Americans don’t build walls, they help knock them down. That’s what Ronald Reagan did when he exhorted Soviet President Mikhail Gorbachev in 1987 to “Tear down this wall!” In 1989, East Berliners did just that, one of the proudest chapters in American history.
Today, President Trump has an opportunity to write another proud chapter, by permanently fixing our dysfunctional immigration system, something that no president or Congress has been able to do. To do so, he may have to abandon his promised wall. For most Americans, that’s a deal worth making.
Trump needs to craft a bargain with Congress that resolves the DACA mess that President Obama left behind, and that cuts down on illegal immigration once and for all. Here’s what he should propose:
1. Allow the 800,000 Dreamers included in the DACA program to become resident legal aliens. Agree that they will never become citizens; that is the penalty for their illegal entry. But, they would be allowed to stay and work in the country without fear of deportation and they would enjoy all the perks of citizenship (including entitlements programs like Medicare) except voting privileges. Agree that children born to Dreamers would become citizens.
2. At the same time, mandate the use of biometric screening for first-time visa applicants and make E-Verify mandatory nationwide. The former would help reduce the number of “overstays” illegally in the country while the latter would make it tougher for undocumented persons to work in the U.S. E-Verify is a free, government-provided program that enables employers to check the legal status of job applicants. Denying people here illegally an opportunity to earn a living would be the single biggest deterrent possible to future illegal immigration.
3. Get rid of birthright citizenship. The United States is one of only two developed countries in the world that still bestows citizenship on every person born on our nation’s soil. Having a child become a U.S. citizen is the greatest reward possible for someone who enters the country illegally. Such status is worth hundreds of thousands of dollars in free education and benefits, not to mention the incalculable value of our country’s security and freedoms. Historically, there was bipartisan enthusiasm for dumping this program; even Democrat Harry Reid had proposed its termination.
4. Abandon the wall. These proposals would enrage hardliners on both sides of the immigration debate. That’s the nature of a deal. President Trump would have to make an Oval Office pitch to sell the country on this overhaul; here are some talking points that might help.
Point one is that securing our borders is indeed critical to the nation’s safety. Pro-immigration activists have drifted so far left that they oppose border enforcement, but most Americans are concerned about possible criminals or terrorists sneaking into the country. We pride ourselves on being a rule of law nation; it’s time we acted like one.
The wall represents more than a physical structure; it symbolizes a commitment to the rule of law and support for American workers. It signals an end to the permissiveness and claustrophobic political correctness of the Obama years.
Point two is that the country wants Dreamers to stay. About two-thirds of the country thinks protecting the DACA population from deportation is a priority, including almost 60 percent of Republicans.

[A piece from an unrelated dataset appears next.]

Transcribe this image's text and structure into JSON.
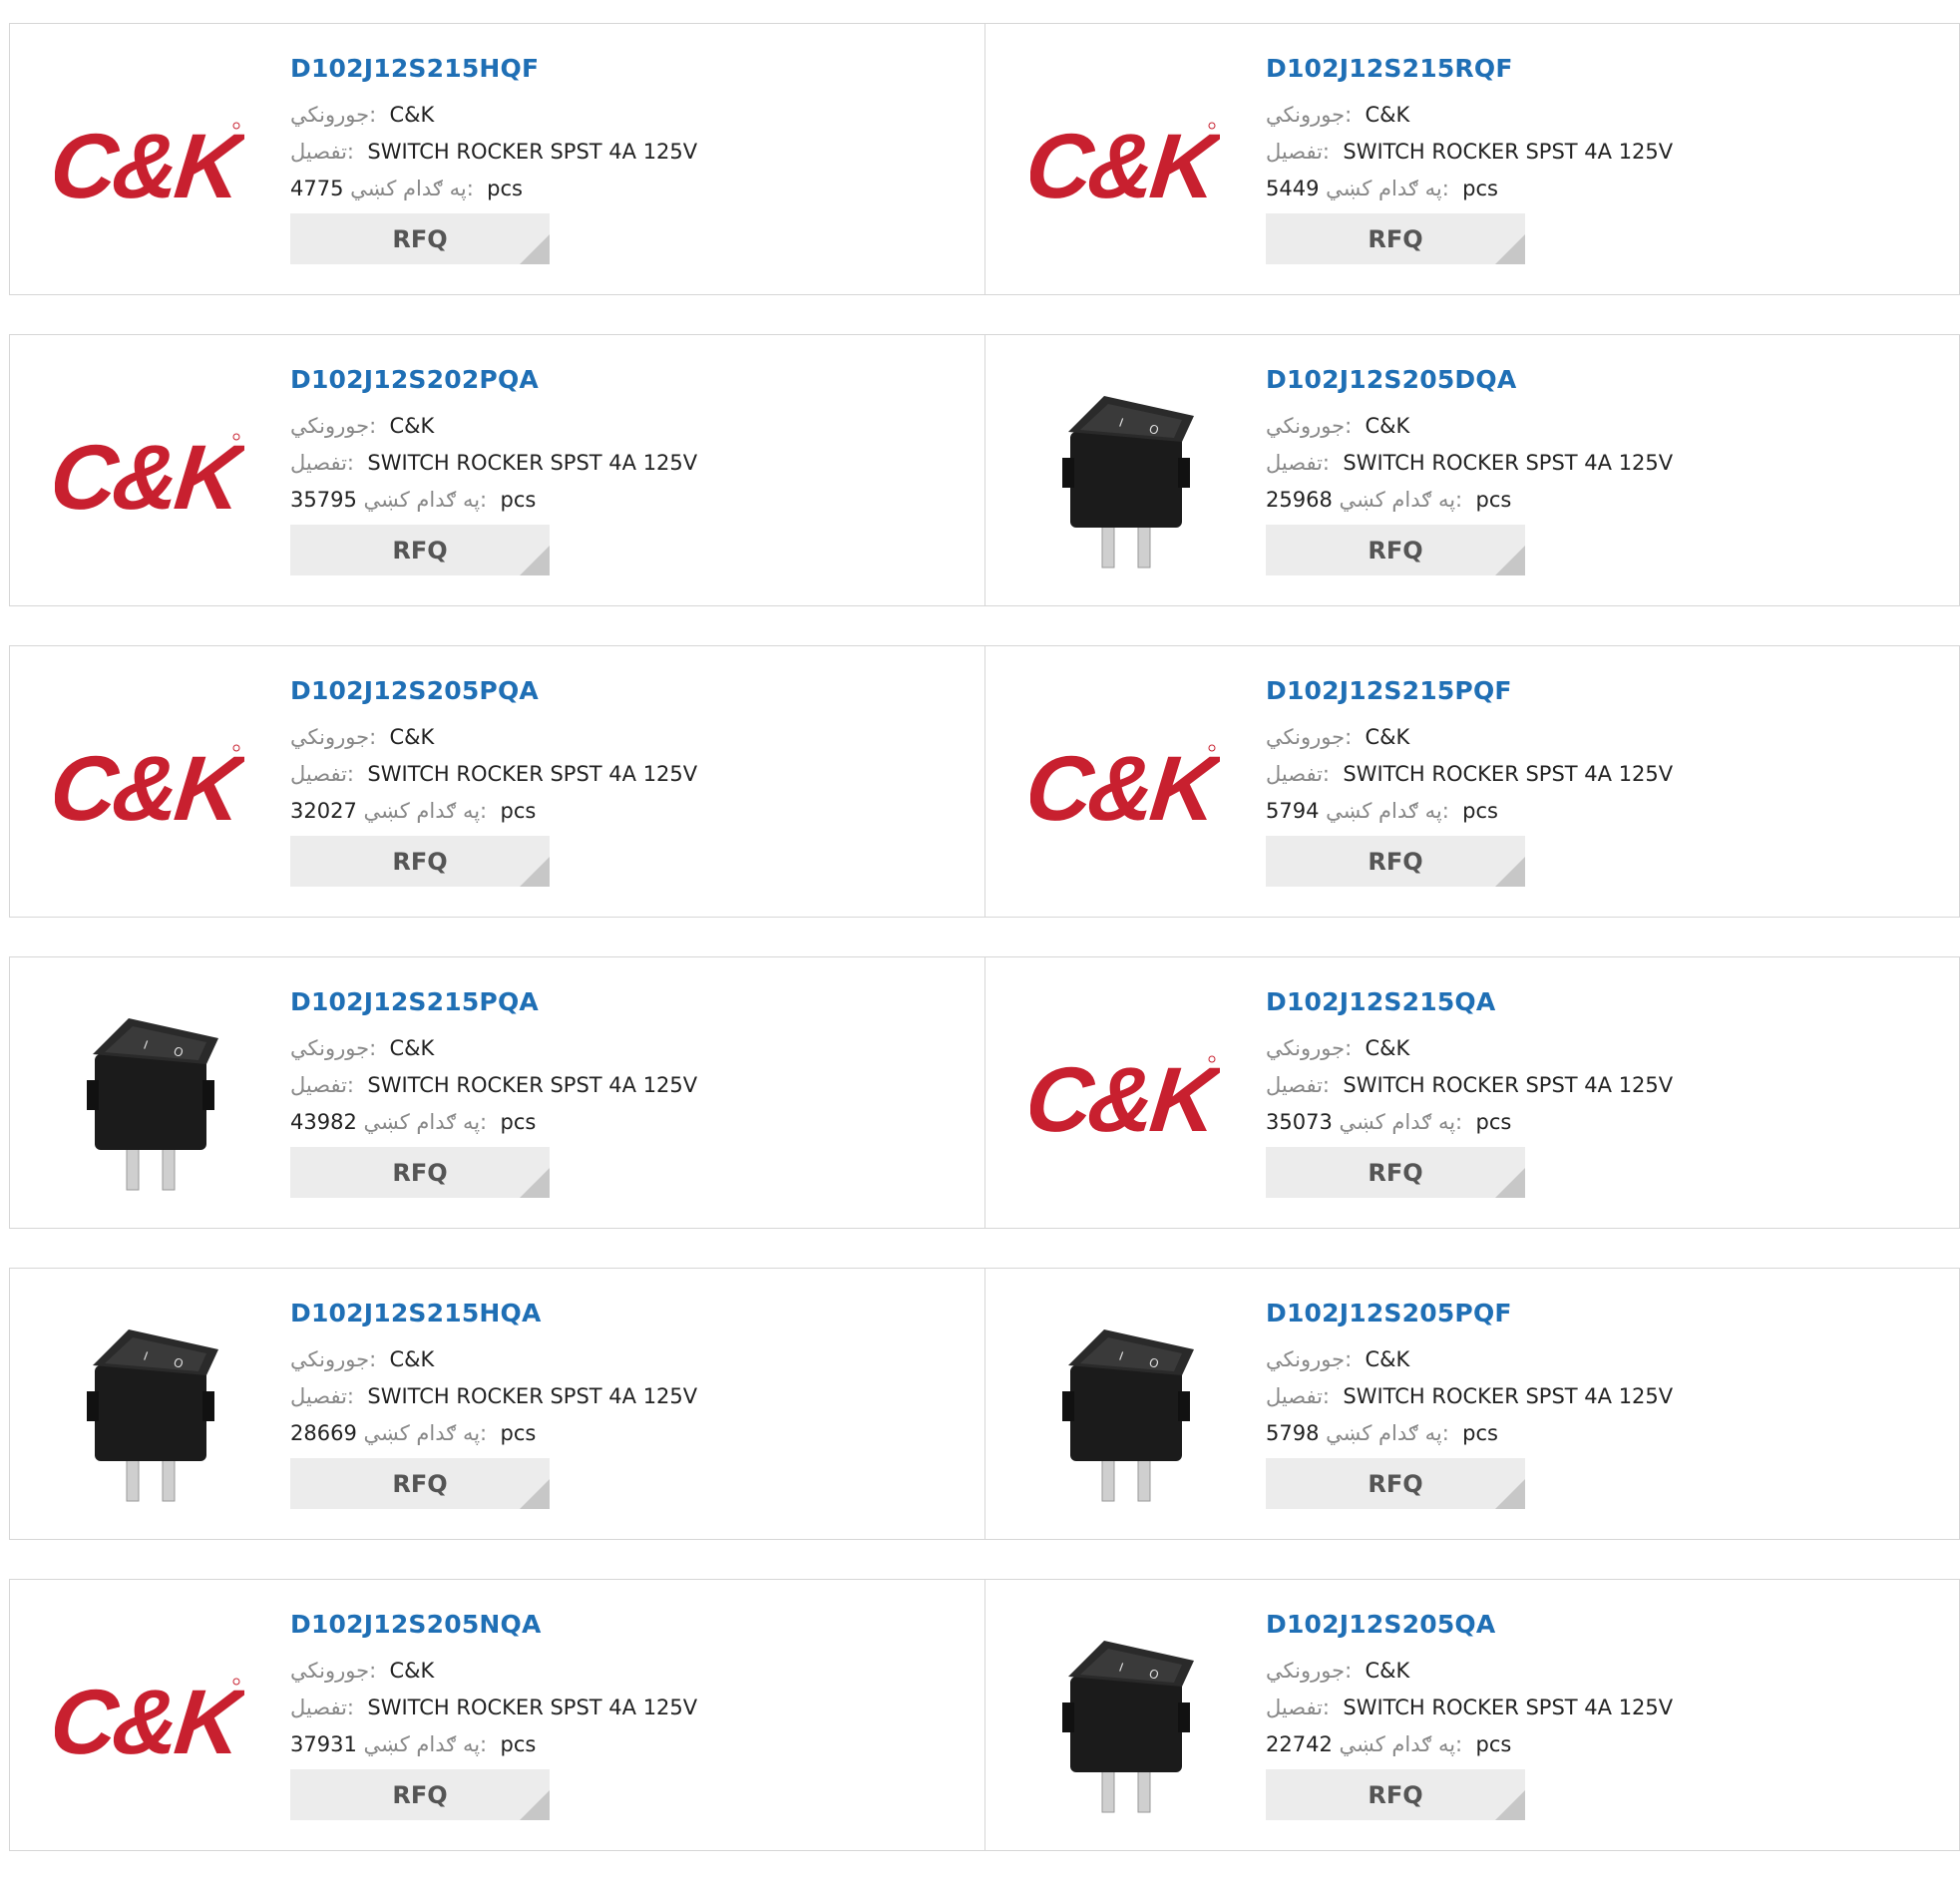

Sending these young adults “home” to a country they have never seen would be cruel, and we are not a cruel nation.
Point three is that reducing the allure of illegal entry is as important as securing our borders. The reason that past “one-time” amnesty programs have been followed by yet more illegal immigration is that we have never eliminated the enticements for coming into the country. Ditching birthright citizenship, which most European countries have done, and making sure that employers are required to check the legal status of employees through E-Verify, would go a long way towards that end. Though the rationale for birthright citizenship is contained in the Constitution, many legal scholars argue that the policy could be refined by Congress, just like gun rights.
Point four is that a 1,000-mile concrete wall is unworkable. Cato scholar Peter Bier, writing in the Libertarian magazine Reason, explains that more than two-thirds of borderland property is owned by groups other than the federal government, giving rise to significant legal challenges. There are other obstacles, including water rights, Native American objections, environmental issues and possible flooding that might result from a wall.

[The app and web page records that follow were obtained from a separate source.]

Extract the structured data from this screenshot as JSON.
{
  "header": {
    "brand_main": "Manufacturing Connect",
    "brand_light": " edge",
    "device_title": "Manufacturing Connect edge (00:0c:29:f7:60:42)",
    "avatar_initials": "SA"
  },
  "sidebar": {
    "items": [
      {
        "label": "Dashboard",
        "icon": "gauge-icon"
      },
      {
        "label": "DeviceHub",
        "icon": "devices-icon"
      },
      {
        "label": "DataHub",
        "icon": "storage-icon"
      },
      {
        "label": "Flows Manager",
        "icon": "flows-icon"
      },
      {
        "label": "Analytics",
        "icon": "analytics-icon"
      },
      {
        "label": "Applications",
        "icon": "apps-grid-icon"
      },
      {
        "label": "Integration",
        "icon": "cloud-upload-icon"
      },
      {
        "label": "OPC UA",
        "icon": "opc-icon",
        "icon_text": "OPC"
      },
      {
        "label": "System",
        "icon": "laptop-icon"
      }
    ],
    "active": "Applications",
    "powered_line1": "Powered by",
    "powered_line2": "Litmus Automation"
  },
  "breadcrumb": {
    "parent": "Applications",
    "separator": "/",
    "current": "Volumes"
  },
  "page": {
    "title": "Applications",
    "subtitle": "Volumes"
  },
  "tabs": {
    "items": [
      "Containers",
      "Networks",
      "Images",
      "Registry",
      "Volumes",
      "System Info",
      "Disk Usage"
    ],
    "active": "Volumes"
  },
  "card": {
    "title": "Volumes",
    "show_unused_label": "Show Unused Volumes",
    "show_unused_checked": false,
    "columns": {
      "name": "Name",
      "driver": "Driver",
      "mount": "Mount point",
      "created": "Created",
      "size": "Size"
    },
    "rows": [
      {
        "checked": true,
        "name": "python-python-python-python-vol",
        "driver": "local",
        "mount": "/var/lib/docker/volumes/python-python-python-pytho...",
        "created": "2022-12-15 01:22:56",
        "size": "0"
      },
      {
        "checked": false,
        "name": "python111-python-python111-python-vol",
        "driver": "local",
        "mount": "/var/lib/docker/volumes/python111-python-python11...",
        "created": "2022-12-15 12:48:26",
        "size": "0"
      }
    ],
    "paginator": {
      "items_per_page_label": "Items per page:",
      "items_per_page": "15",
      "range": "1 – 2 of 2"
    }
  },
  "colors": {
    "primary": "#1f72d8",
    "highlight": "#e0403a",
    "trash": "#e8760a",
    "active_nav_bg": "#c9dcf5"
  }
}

More important, Bier writes that an opaque wall would bar border patrol agents from seeing the bad guys; as a result many are opposed to it. A wall is also vulnerable to tunneling, scaling and other means of penetration. In short, with ramped-up security available today through the use of drones and other technology, the wall is simply not useful.
It is also expensive, with estimates of its cost running as high as $50 billion. That funding could better go to rolling out E-Verify and for expanded biometric screening for first-time visa applicants. We must deter illegal crossings, but it is also essential to prevent people from overstaying their visas. In 2016, according to a new report from Homeland Security, only an estimated 106,000 people managed to cross our southern border and enter the country undetected; more than 600,000 overstayed their visas.
Though many of the latter represent students and travelers who may not pose a threat to the country, remember that the 9/11 perpetrators from Saudi Arabia entered the country legally and then overstayed their visas.
“Build the Wall” became a central theme of Trump’s campaign. But the wall represents more than a physical structure; it symbolizes a commitment to the rule of law and support for American workers. It signals an end to the permissiveness and claustrophobic political correctness of the Obama years.
Polling shows that most Americans don’t want a wall, mainly because they doubt that it will make a difference.
We don’t need a wall; we need The Donald to do a deal.